To maximize the quality of health care for Medicaid enrollees, as incented in value-based Accountable Care Organization (ACO) models, it is critical to address underlying determinants of quality, many of which are rooted in unmet social needs (e.g., food insecurity, housing insecurity). The goal of this KL2 is to investigate if and how the quality of care may be improved by addressing Medicaid patients’ social needs in the context of Massachusetts’ transformative, statewide Medicaid ACO program. Using a quasi-experimental, mixed-methods approach, the study results will inform important provider- and state-level decisions about implementing Medicaid ACOs that improve the quality of care and address the unmet social needs of low-income adults.
Dr. Cole’s research focuses primarily on Medicaid and other low-income, safety-net populations. She is particularly interested in how state and federal policy changes affect health care coverage, quality of care, and equity of care for these populations. She works predominantly with large observational data sets, using econometric and causal inference methods. Dr. Cole completed her PhD in Health Services Research at Brown University’s School of Public Health and received an MPH in Health Policy from Yale University’s School of Public Health. She previously worked as a consultant at The Lewin Group, where she worked with state and federal agencies on issues relating to Medicaid policy and health reform.
2015-2019 KL2 Scholar Awardees
2018-2020 KL2 Scholar Awardee
Sanjib Chowdhury, PhD
Cohesin SA-1 Polymorphisms and Racial Disparities in Colorectal Cancer
Mentors: Hemant Roy, MD, Lindsay Farrer, PhD, and Lynn Rosenberg DSc.
2018 Institutional Early Career Development Awardee
Tehnaz Boyle, MD, PhD
Improving Prehospital Emergency Care for Children With Telemedicine
Mentors: James Feldman, MD, FACP, and Megan Bair-Merritt, MD, MSC
2017-2019 KL2 Scholar Awardees
Louis Awad, PhD, PT

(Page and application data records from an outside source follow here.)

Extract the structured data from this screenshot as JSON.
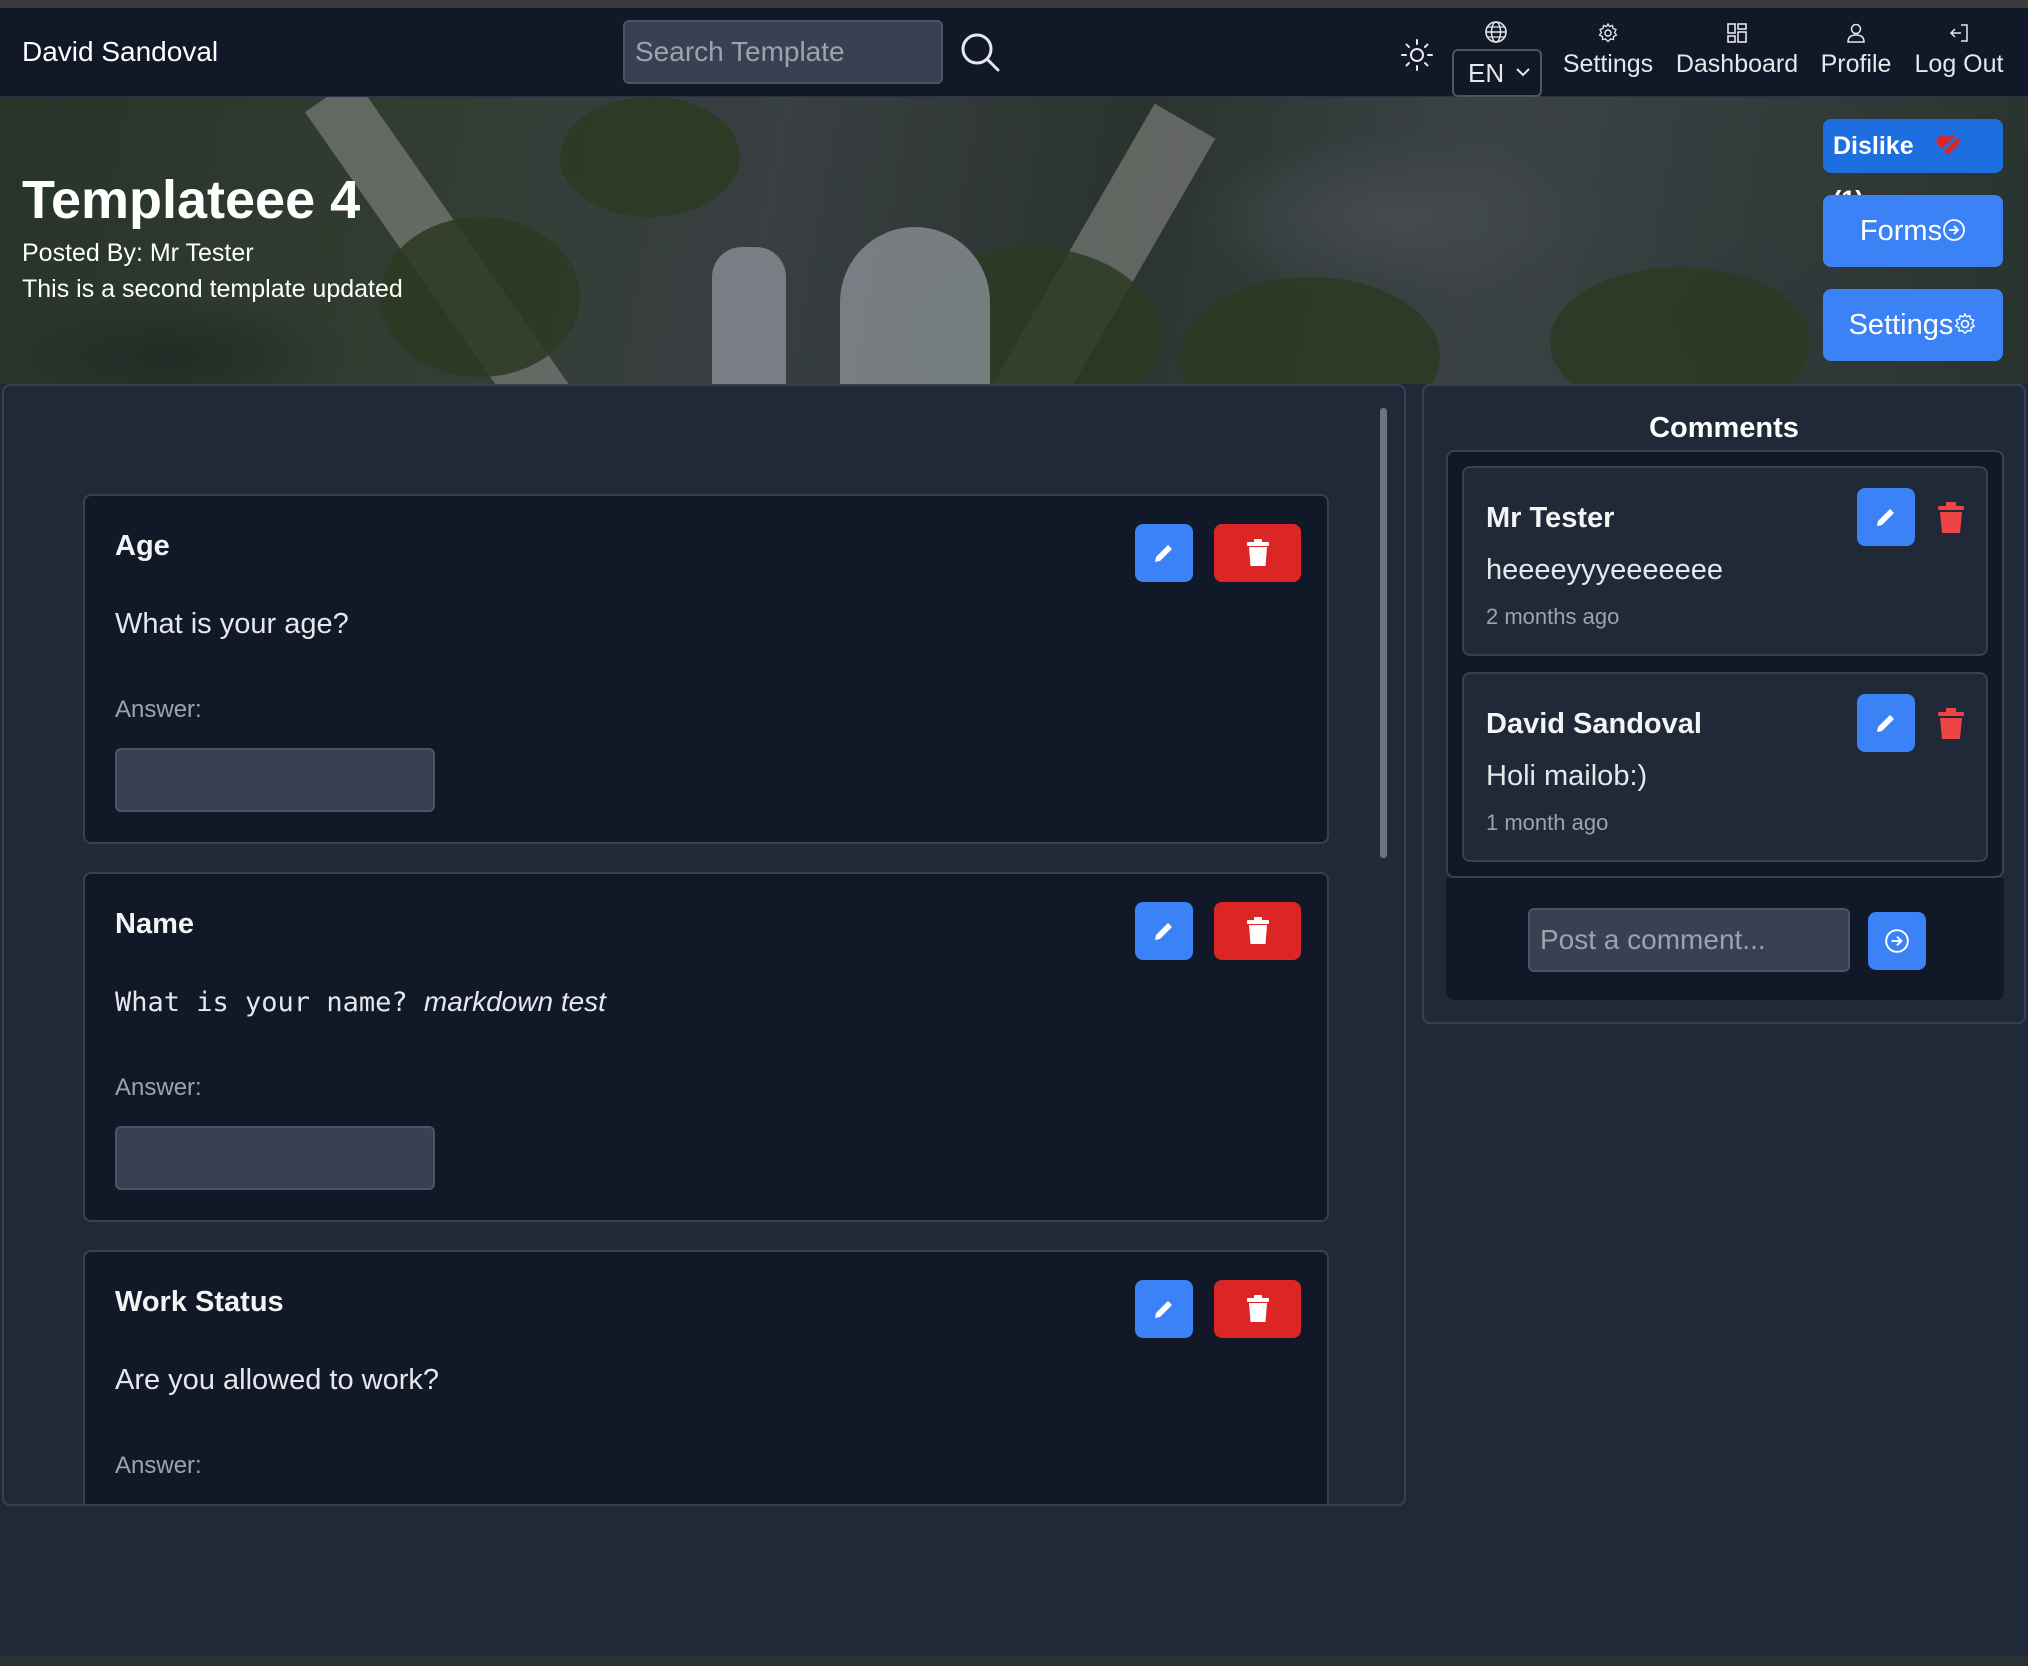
{
  "header": {
    "user_name": "David Sandoval",
    "search_placeholder": "Search Template",
    "language": "EN",
    "nav": {
      "settings": "Settings",
      "dashboard": "Dashboard",
      "profile": "Profile",
      "logout": "Log Out"
    }
  },
  "hero": {
    "title": "Templateee 4",
    "posted_by": "Posted By: Mr Tester",
    "description": "This is a second template updated",
    "dislike_label": "Dislike",
    "dislike_count": "(1)",
    "forms_label": "Forms",
    "settings_label": "Settings"
  },
  "questions": [
    {
      "title": "Age",
      "text": "What is your age?",
      "answer_label": "Answer:"
    },
    {
      "title": "Name",
      "text": "What is your name?",
      "text_emphasis": "markdown test",
      "answer_label": "Answer:"
    },
    {
      "title": "Work Status",
      "text": "Are you allowed to work?",
      "answer_label": "Answer:"
    }
  ],
  "comments": {
    "title": "Comments",
    "items": [
      {
        "author": "Mr Tester",
        "text": "heeeeyyyeeeeeee",
        "time": "2 months ago"
      },
      {
        "author": "David Sandoval",
        "text": "Holi mailob:)",
        "time": "1 month ago"
      }
    ],
    "input_placeholder": "Post a comment..."
  },
  "colors": {
    "accent": "#3b82f6",
    "danger": "#dc2626",
    "navbar_bg": "#111827",
    "panel_bg": "#1f2937"
  }
}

Wearable Sensors For Measuring Propulsive Force Generation During Walking After Stroke
Mentors: Terry Ellis, Phd, PT and Ken Holt, PhD, PT
Christopher Salas-Wright, PhD
Toward the Prevention of Substance Use and Violence among Latino Youth
Mentors: Julia Dickson-Gomez, PhD and Lena Lundgren PhD
Tae Woo Park, MSC, MD
Dr. Park relinquished the KL2 award due to K23 funding.
Distress Tolerance and Benzodiazepine Discontinuation in Opioid Agonist Therapy
Mentors: Richard Saitz, MD and Michael Otto, PhD
Traci N. Bethea, BA, MPA, PhD
Dr. Bethea relinquished the KL2 award due to K01 funding.
An assessment of whether aspirin improves breast cancer outcomes in Black women and modifying effect of genetic variants.
Mentors: Julie Palmer, SCD, MPH, and Tracy Battaglia, MD, MPH
2016-2018 KL2 Scholar Awardees
Hong-Phuong Thi Vo, MD
Weight Gain, Respiratory Infections and Asthma in Infants with Bronciolitis.
Mentors: Megan Bair-Merritt, MD and Carlos Camargo, MD
Allison Dennis, PhD
Monitoring Tumor Biomarker Evolution with Multiplexed Tissue-Dept Imaging.
Mentors: Chatherine Klapperich MD, Tyrone Porter MD and Sam Thiagalingam MD
Christine K Liu, MD, MS
Decreasing risk factors for falls in older hemodialysis patients.
Mentors: Roger Fielding, Allan Jette and Janice Weinberg
Joshua D Campbell, MD
Single-cell RNA sequencing of the bronchial epithelium of smokers and lung tumors.
Mentors: Avrum Spira, William Johnson
2015-2016 KL2 Scholar Awardees
Devyani Misra, MD
Evaluating Synovitis as a Link Between Knee Osteoarthritis and Muscle-Related Morbidities.
Mentors: David T. Felson and Roger Fielding
Julia Xu, PhD
Potential role of adipocyte AMPK in obesity-related cardiomyopathy
Mentors: Wilson S. Colucci and Konstantin Kandror
Katrina Traber, MD, PhD
The Role of Oncostatin-M in Pneumonia
Mentors: Lee J. Quinton and Darrell N. Kotton
Apply to the KL2 Program
To learn more about the criteria or apply to the KL2 program, click here